* there are prominent examples where communications regarding desired behaviour during the COVID-19 pandemic largely fall into one of two classes: imperative messaging, and communication that invites personal responsibility and reasoning from the public. The communications that invoke personal responsibility are often part of a strategy to create or maintain civic engagement, whereas the imperative simplifies the task at hand, a strategy that appears to follow the (often criticised) deficit model. The deficit model homogenises the audience and communicates information that serves to fill a deficit in knowledge (Meyer, 2016). Such an approach is often not beneficial for civic engagement, but when risks are high and without ambiguity, instrumental discourse can work well (Renn, 2008). In contrast, communication that encourages civic engagement (or community engagement) can enhance the effectiveness of containment measures in public health emergencies (Renn, 2008, 2020), and increase the likelihood of cooperation by the public (Head, 2011).

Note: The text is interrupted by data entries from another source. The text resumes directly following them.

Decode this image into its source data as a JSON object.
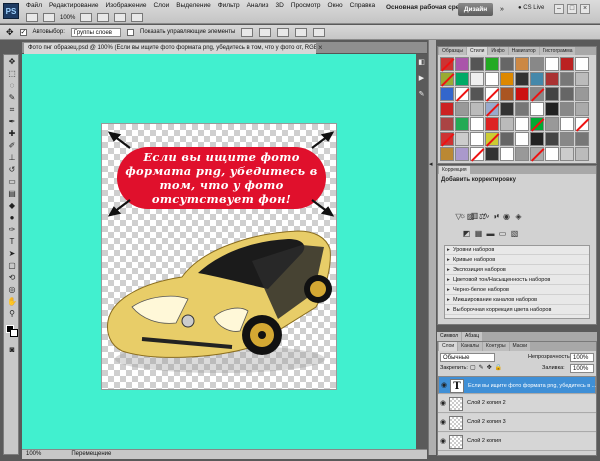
{
  "app": {
    "logo": "PS",
    "menu": [
      "Файл",
      "Редактирование",
      "Изображение",
      "Слои",
      "Выделение",
      "Фильтр",
      "Анализ",
      "3D",
      "Просмотр",
      "Окно",
      "Справка"
    ],
    "zoom": "100%",
    "workspace": "Основная рабочая среда",
    "design_button": "Дизайн",
    "cs_live": "CS Live"
  },
  "options": {
    "autoselect_label": "Автовыбор:",
    "autoselect_value": "Группы слоев",
    "show_controls_label": "Показать управляющие элементы"
  },
  "document": {
    "tab_title": "Фото пнг образец.psd @ 100% (Если вы ищите фото формата png, убедитесь в том, что у фото от, RGB/8*)",
    "pill_text": "Если вы ищите фото формата png, убедитесь в том, что у фото отсутствует фон!"
  },
  "status": {
    "zoom": "100%",
    "mode": "Перемещение"
  },
  "styles_panel": {
    "tabs": [
      "Образцы",
      "Стили",
      "Инфо",
      "Навигатор",
      "Гистограмма"
    ],
    "active_tab": "Стили"
  },
  "corrections_panel": {
    "tab": "Коррекция",
    "title": "Добавить корректировку",
    "presets": [
      "Уровни наборов",
      "Кривые наборов",
      "Экспозиция наборов",
      "Цветовой тон/Насыщенность наборов",
      "Черно-белое наборов",
      "Микширование каналов наборов",
      "Выборочная коррекция цвета наборов"
    ]
  },
  "symbol_tabs": [
    "Символ",
    "Абзац"
  ],
  "layers_panel": {
    "tabs": [
      "Слои",
      "Каналы",
      "Контуры",
      "Маски"
    ],
    "blend_mode": "Обычные",
    "opacity_label": "Непрозрачность:",
    "opacity_value": "100%",
    "lock_label": "Закрепить:",
    "fill_label": "Заливка:",
    "fill_value": "100%",
    "layers": [
      {
        "name": "Если вы ищите фото формата png, убедитесь в ...",
        "type": "text",
        "selected": true
      },
      {
        "name": "Слой 2 копия 2",
        "type": "raster",
        "selected": false
      },
      {
        "name": "Слой 2 копия 3",
        "type": "raster",
        "selected": false
      },
      {
        "name": "Слой 2 копия",
        "type": "raster",
        "selected": false
      }
    ]
  },
  "colors": {
    "canvas_bg": "#41f0cf",
    "pill_red": "#e0102c",
    "selection_blue": "#3f8fd6"
  }
}
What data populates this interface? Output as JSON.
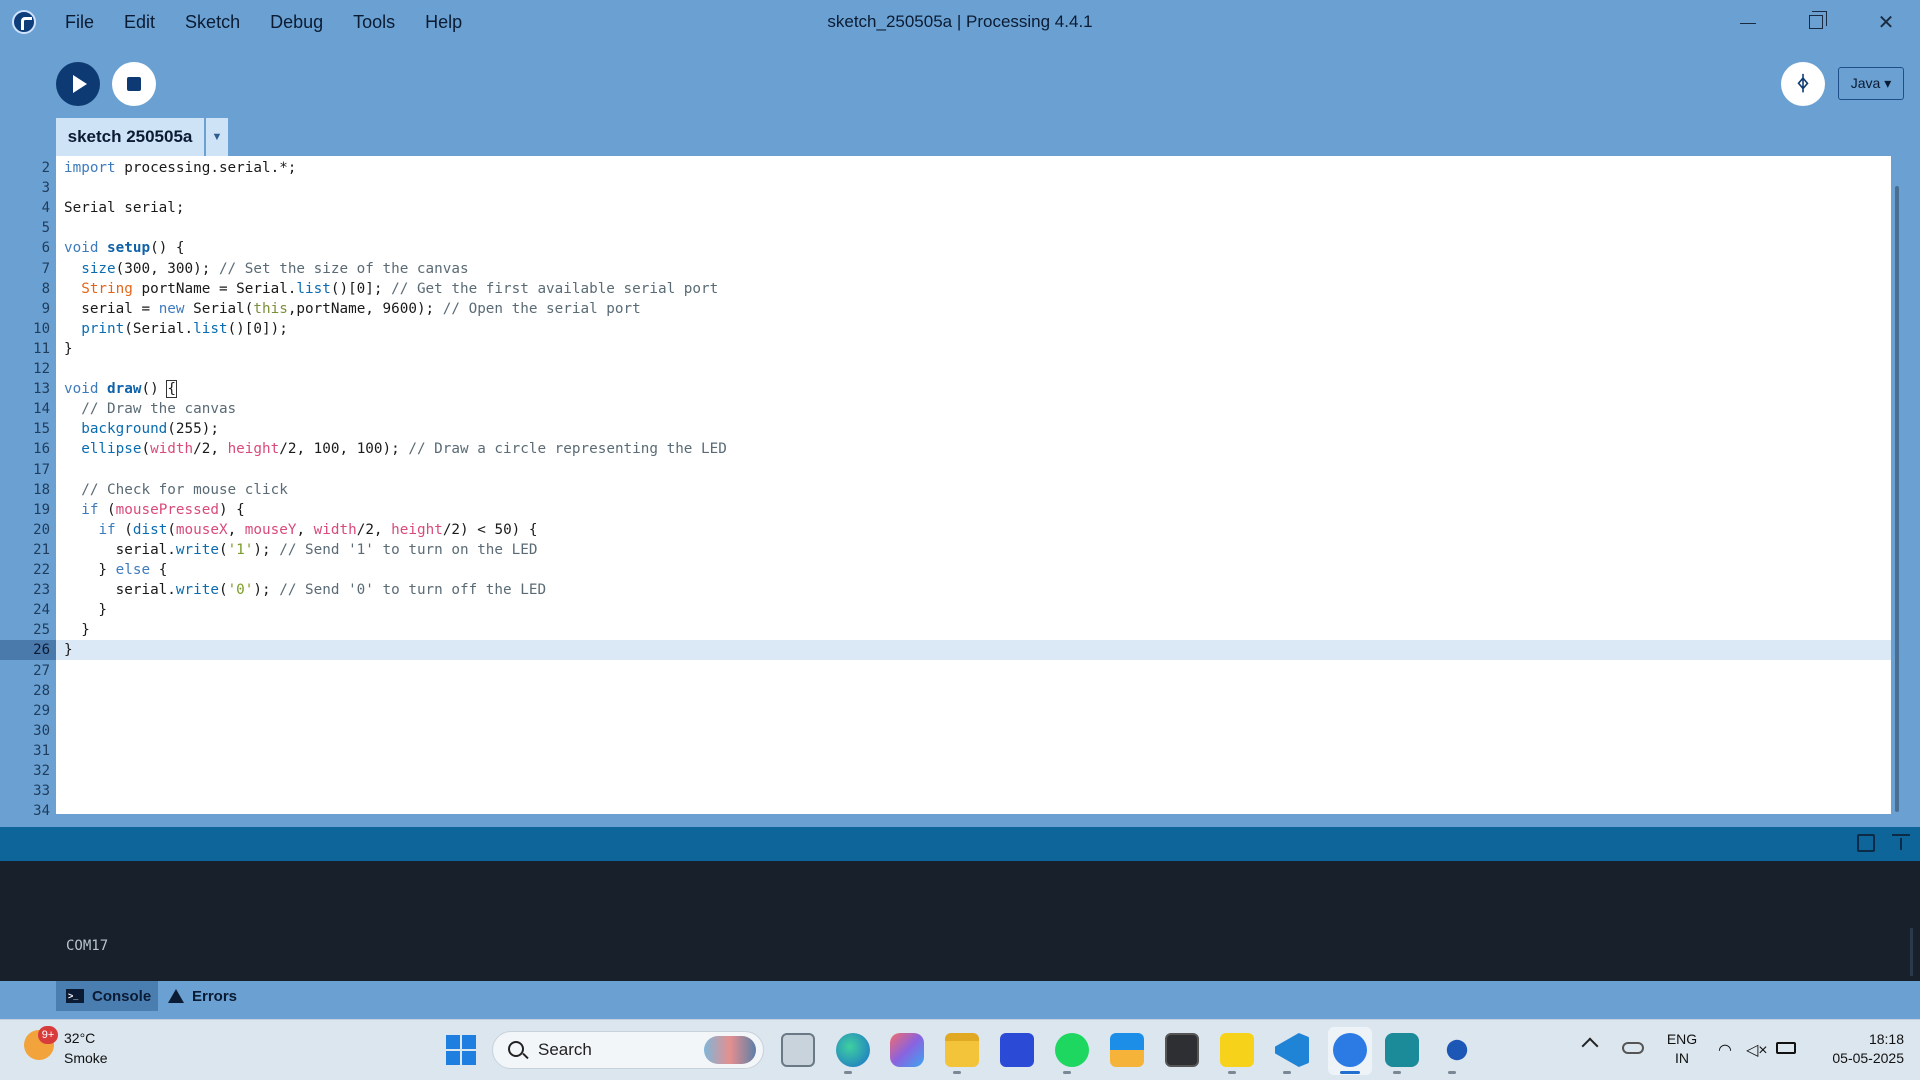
{
  "window": {
    "title": "sketch_250505a | Processing 4.4.1"
  },
  "menu": [
    "File",
    "Edit",
    "Sketch",
    "Debug",
    "Tools",
    "Help"
  ],
  "toolbar": {
    "mode_label": "Java ▾",
    "debugger_glyph": "ᛄ"
  },
  "tabs": {
    "sketch_label": "sketch 250505a",
    "menu_glyph": "▼"
  },
  "editor": {
    "current_line": 26,
    "line_numbers": [
      "2",
      "3",
      "4",
      "5",
      "6",
      "7",
      "8",
      "9",
      "10",
      "11",
      "12",
      "13",
      "14",
      "15",
      "16",
      "17",
      "18",
      "19",
      "20",
      "21",
      "22",
      "23",
      "24",
      "25",
      "26",
      "27",
      "28",
      "29",
      "30",
      "31",
      "32",
      "33",
      "34"
    ],
    "code": [
      "import processing.serial.*;",
      "",
      "Serial serial;",
      "",
      "void setup() {",
      "  size(300, 300); // Set the size of the canvas",
      "  String portName = Serial.list()[0]; // Get the first available serial port",
      "  serial = new Serial(this,portName, 9600); // Open the serial port",
      "  print(Serial.list()[0]);",
      "}",
      "",
      "void draw() {",
      "  // Draw the canvas",
      "  background(255);",
      "  ellipse(width/2, height/2, 100, 100); // Draw a circle representing the LED",
      "",
      "  // Check for mouse click",
      "  if (mousePressed) {",
      "    if (dist(mouseX, mouseY, width/2, height/2) < 50) {",
      "      serial.write('1'); // Send '1' to turn on the LED",
      "    } else {",
      "      serial.write('0'); // Send '0' to turn off the LED",
      "    }",
      "  }",
      "}"
    ]
  },
  "console": {
    "output": "COM17",
    "tab_console": "Console",
    "tab_errors": "Errors"
  },
  "taskbar": {
    "weather_badge": "9+",
    "weather_temp": "32°C",
    "weather_desc": "Smoke",
    "search_label": "Search",
    "lang_line1": "ENG",
    "lang_line2": "IN",
    "time": "18:18",
    "date": "05-05-2025"
  },
  "colors": {
    "chrome": "#6aa1d2",
    "run_button": "#0d3a73",
    "console_bg": "#17202b",
    "console_header": "#0e6599"
  }
}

* People have a general tendency to view their own actions more favourably, which is called self-serving bias (Mezulis et al., 2004), and to view themselves as better than average, illusory superiority (Zell et al., 2020). This could also be the case for pandemic response behaviour, such that people will falsely believe their physical distancing behaviour is more rigorous than that of others. This is potentially harmful because if people believe that they have acted morally (because they think they are comparatively rigorously physical distancing), they will be more likely to behave immorally later (Blanken et al., 2015), which could be a reason for suboptimal compliance. This counterintuitive behaviour pattern is called moral licensing.
* The imperative framing was more effective than the framing invoking personal responsibility at encouraging stringent attitudes to staying home in general, and particularly in low and minimal-risk scenarios.
* Understanding loophole reasoning is critical for COVID-19 because even a low number of people finding loopholes for themselves can have devastating effects (Donnarumma & Pezzulo, 2020). Illusory superiority may lead to moral licensing, and thus a self-loophole. That is, people may not a priori believe they are more justified in going out, but if they believe they have been morally ‘good’ by self-isolating rigorously, then they may be more likely to behave immorally and transgress (through moral licensing).